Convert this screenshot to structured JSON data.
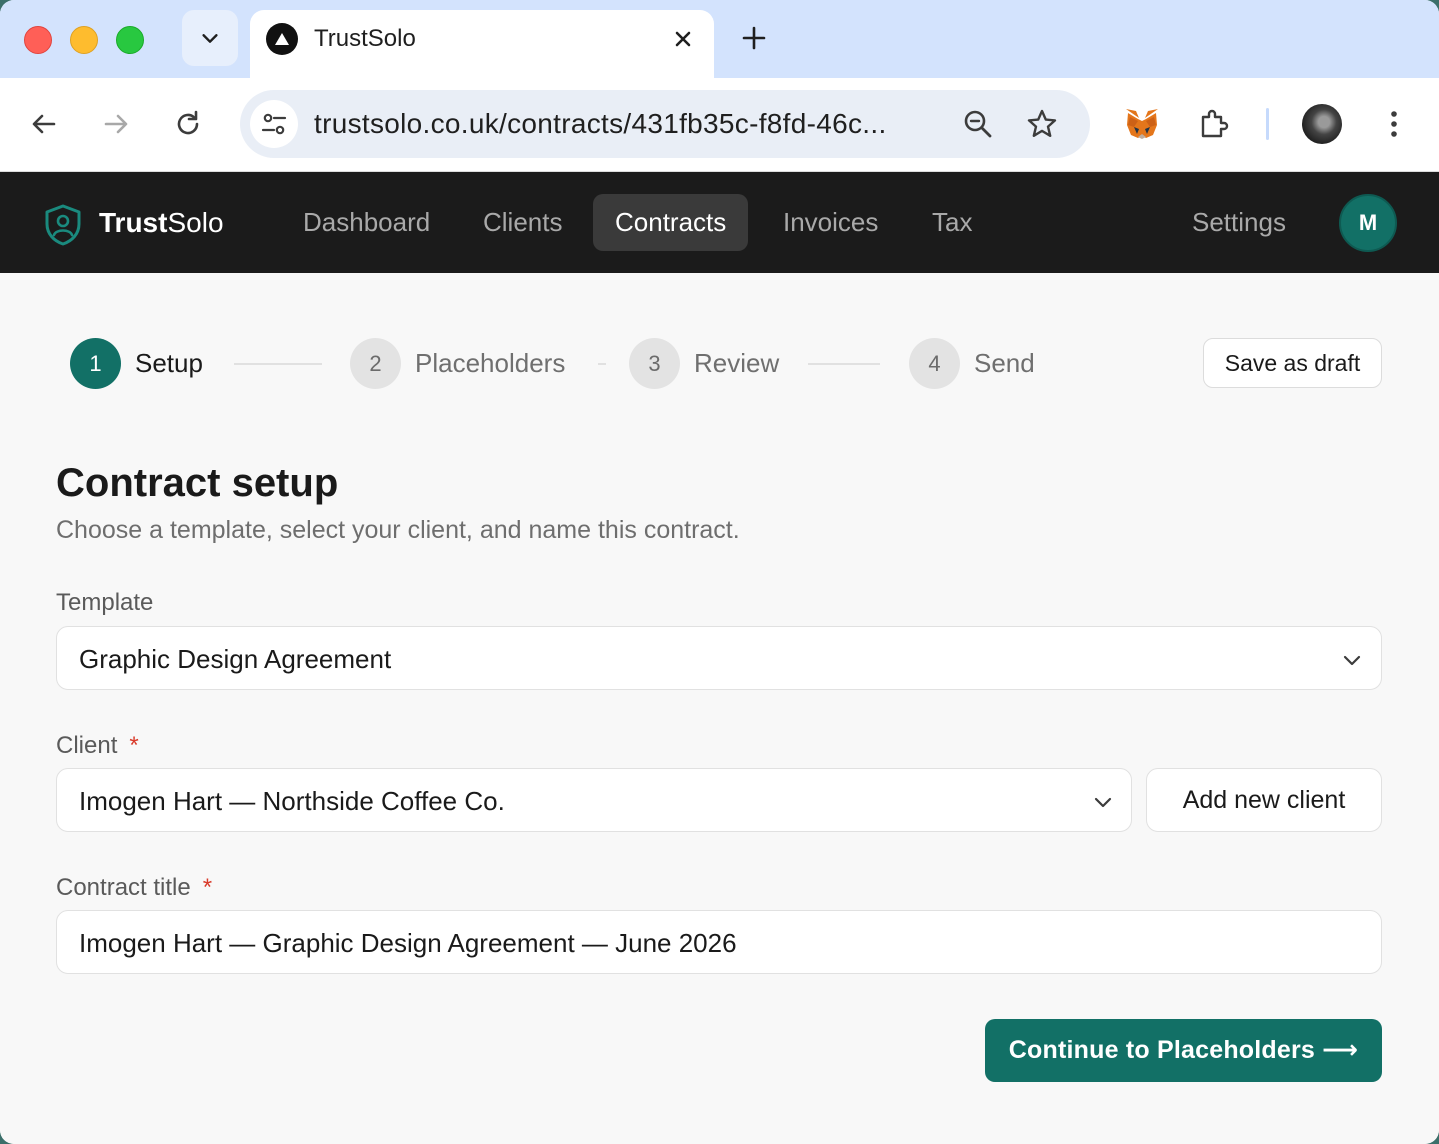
{
  "browser": {
    "tab_title": "TrustSolo",
    "url": "trustsolo.co.uk/contracts/431fb35c-f8fd-46c..."
  },
  "nav": {
    "brand_prefix": "Trust",
    "brand_suffix": "Solo",
    "items": [
      {
        "label": "Dashboard",
        "active": false
      },
      {
        "label": "Clients",
        "active": false
      },
      {
        "label": "Contracts",
        "active": true
      },
      {
        "label": "Invoices",
        "active": false
      },
      {
        "label": "Tax",
        "active": false
      }
    ],
    "settings_label": "Settings",
    "avatar_initial": "M"
  },
  "stepper": {
    "steps": [
      {
        "number": "1",
        "label": "Setup",
        "active": true
      },
      {
        "number": "2",
        "label": "Placeholders",
        "active": false
      },
      {
        "number": "3",
        "label": "Review",
        "active": false
      },
      {
        "number": "4",
        "label": "Send",
        "active": false
      }
    ],
    "save_draft_label": "Save as draft"
  },
  "form": {
    "title": "Contract setup",
    "subtitle": "Choose a template, select your client, and name this contract.",
    "template_label": "Template",
    "template_value": "Graphic Design Agreement",
    "client_label": "Client",
    "client_value": "Imogen Hart — Northside Coffee Co.",
    "add_client_label": "Add new client",
    "contract_title_label": "Contract title",
    "contract_title_value": "Imogen Hart — Graphic Design Agreement — June 2026",
    "required_marker": "*",
    "continue_label": "Continue to Placeholders ⟶"
  },
  "colors": {
    "accent": "#127066",
    "nav_bg": "#1b1b1b",
    "required": "#d93b2b"
  }
}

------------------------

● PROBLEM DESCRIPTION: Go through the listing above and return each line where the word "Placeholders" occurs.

● SOLUTION:
        "label": "Placeholders",
    "continue_label": "Continue to Placeholders ⟶"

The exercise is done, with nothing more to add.